Spain has gifted the world with a haunting tapestry of horror and thriller films, each a masterpiece in its own right. From spine-chilling atmospheres to gripping narratives, Spanish cinema has carved a niche in the genre. Whether exploring the depths of psychological horror or confronting supernatural entities, Spanish filmmakers have solidified their place in horror greatness.
So the next time you play on NationalCasino Spain, you may want to pair it with a horror film.
One of the standout classics is “[REC]” (2007), directed by Jaume Balagueró and Paco Plaza. This found-footage horror film follows a television reporter and her cameraman as they document the night shift at a Barcelona fire station. Their routine assignment takes a terrifying turn when they find themselves trapped in a building with something. The film’s innovative use of the found-footage style and suspense make it a gripping experience that has influenced the horror genre.
“The Others” (2001)
Venturing into psychological horror, “The Others” (2001) is a chilling tale set in a dark, old house on the island of Jersey. Directed by Alejandro Amenábar, this is one of those movies that end with a horrifying twist. Nicole Kidman delivers a haunting performance as a woman convinced that her house is haunted. The film is a slow burn, drawing viewers into its eerie atmosphere and unraveling a story that lingers long after the credits roll.
“The Orphanage” (2007)
For those who appreciate a blend of horror and fantasy, “The Orphanage” (2007), directed by J.A. Bayona, stands as a testament to storytelling mastery. This horror-drama revolves around a woman who returns to the orphanage where she spent her childhood. But, she only ends up unraveling dark secrets and spectral mysteries. The film weaves a narrative that is as heart-wrenching as it is terrifying, making it a standout in the horror genre.
“The Skin I Live In” (2011)
“The Skin I Live In” (2011), directed by Pedro Almodóvar, defies traditional horror conventions. Blurring the lines between thriller and psychological horror, the film explores themes of identity and revenge. The ethical implications of scientific experimentation is also a recurring theme. Antonio Banderas delivers a captivating performance in a tale that is as disturbing as it is thought-provoking.
“The Devil’s Backbone” (2001)
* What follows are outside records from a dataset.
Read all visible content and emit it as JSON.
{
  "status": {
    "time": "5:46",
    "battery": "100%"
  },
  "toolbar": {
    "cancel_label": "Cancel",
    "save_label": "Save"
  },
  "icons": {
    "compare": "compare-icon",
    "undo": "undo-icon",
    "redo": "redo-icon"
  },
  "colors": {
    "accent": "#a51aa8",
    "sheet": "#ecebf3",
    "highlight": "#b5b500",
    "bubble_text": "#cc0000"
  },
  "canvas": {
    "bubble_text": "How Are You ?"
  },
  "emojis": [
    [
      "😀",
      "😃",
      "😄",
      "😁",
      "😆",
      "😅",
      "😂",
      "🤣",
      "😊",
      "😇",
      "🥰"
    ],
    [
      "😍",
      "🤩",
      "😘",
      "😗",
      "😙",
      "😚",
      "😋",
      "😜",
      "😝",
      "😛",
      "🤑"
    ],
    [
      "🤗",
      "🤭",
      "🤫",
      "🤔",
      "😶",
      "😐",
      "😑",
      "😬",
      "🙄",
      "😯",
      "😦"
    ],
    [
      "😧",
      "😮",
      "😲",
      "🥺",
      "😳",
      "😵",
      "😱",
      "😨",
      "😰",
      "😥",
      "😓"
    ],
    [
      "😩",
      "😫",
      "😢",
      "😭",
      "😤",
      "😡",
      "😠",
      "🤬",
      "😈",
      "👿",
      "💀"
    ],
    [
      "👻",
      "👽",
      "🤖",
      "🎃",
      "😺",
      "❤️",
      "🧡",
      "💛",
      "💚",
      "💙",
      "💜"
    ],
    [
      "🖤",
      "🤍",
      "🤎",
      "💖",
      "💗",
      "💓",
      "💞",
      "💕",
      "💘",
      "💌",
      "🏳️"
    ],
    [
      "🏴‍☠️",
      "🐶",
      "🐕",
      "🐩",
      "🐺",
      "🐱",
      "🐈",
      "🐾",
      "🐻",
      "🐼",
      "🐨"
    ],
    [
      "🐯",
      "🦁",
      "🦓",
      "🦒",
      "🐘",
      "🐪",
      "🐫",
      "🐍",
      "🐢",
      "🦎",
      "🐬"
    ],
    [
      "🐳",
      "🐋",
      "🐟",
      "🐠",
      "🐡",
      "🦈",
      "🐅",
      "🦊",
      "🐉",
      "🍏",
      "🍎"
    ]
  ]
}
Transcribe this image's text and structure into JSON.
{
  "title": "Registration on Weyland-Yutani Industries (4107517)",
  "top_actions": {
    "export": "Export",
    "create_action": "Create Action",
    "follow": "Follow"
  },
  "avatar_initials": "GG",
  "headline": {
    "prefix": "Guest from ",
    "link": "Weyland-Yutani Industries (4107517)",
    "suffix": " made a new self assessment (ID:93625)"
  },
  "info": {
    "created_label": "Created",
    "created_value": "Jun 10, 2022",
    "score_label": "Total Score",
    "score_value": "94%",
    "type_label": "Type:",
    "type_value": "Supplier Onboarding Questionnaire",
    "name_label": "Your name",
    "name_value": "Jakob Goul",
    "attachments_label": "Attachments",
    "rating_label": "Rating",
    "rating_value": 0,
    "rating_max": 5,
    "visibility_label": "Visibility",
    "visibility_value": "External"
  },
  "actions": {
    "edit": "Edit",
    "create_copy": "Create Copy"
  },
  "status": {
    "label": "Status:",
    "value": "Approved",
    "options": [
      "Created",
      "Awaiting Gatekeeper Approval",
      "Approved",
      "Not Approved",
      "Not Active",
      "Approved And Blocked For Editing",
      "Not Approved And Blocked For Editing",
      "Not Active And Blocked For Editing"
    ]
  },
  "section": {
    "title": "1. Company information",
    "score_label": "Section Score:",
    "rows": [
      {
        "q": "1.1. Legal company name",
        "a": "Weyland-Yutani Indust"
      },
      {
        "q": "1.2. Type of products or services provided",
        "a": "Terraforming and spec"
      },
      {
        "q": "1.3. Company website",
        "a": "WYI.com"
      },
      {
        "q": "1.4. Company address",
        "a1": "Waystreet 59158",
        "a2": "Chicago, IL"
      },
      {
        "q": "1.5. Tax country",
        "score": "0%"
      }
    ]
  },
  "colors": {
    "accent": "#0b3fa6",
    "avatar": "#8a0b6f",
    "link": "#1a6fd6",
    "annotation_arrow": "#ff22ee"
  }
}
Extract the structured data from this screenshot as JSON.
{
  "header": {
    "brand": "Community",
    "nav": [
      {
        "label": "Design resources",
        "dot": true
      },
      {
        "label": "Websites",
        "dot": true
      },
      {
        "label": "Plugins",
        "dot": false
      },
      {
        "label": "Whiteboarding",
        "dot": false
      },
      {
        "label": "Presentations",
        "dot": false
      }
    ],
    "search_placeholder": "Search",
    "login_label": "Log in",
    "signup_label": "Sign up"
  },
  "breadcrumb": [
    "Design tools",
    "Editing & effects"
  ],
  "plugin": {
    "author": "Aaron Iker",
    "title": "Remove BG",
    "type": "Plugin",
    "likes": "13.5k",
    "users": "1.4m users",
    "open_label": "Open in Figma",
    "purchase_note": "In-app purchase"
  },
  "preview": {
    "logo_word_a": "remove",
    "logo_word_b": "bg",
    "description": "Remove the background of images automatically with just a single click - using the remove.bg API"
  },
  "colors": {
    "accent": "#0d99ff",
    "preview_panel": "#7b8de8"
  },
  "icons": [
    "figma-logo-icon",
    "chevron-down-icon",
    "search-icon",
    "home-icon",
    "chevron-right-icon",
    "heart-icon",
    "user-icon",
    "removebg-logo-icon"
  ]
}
In the realm of supernatural horror, “The Devil’s Backbone” (2001), directed by Guillermo del Toro, stands as a masterpiece. Set against the backdrop of the Spanish Civil War, the film unfolds in an orphanage haunted by the ghost of a young boy. Del Toro’s masterful storytelling and atmospheric cinematography create a hauntingly beautiful experience.
“The Nameless” (1999)
No exploration of Spanish horror would be complete without mentioning “The Nameless” (1999). Directed by Jaume Balagueró, the film follows a mother’s quest to uncover the truth behind her daughter’s disappearance. The narrative takes audiences on a psychological rollercoaster. It blurs reality and nightmare in a way that is both disturbing and captivating.
“Julia’s Eyes” (2010)
In this psychological thriller, Guillermo del Toro takes on the role of producer, contributing his visionary touch to the film. The story revolves around Julia, a woman slowly losing her eyesight, who investigates the mysterious death of her twin sister. As Julia unravels the dark secrets surrounding her sister’s demise, the film keeps audiences on the edge of their seats. “Julia’s Eyes” is a gripping exploration of perception, fear, and the shadows that lurk in the corners of our minds.
“Sleep Tight” (2011)
Jaume Balagueró returns with “Sleep Tight,” a psychological horror-thriller that delves into the unsettling concept of home invasion. The film follows Cesar, a concierge in an apartment building, whose seemingly mundane life hides a sinister secret. As he infiltrates the lives of the residents, the movie explores the psychological torment he inflicts on an unsuspecting tenant. “Sleep Tight” is a chilling examination of the thin line between security and terror. It showcases Balagueró’s ability to craft tension from the ordinary elements of daily life.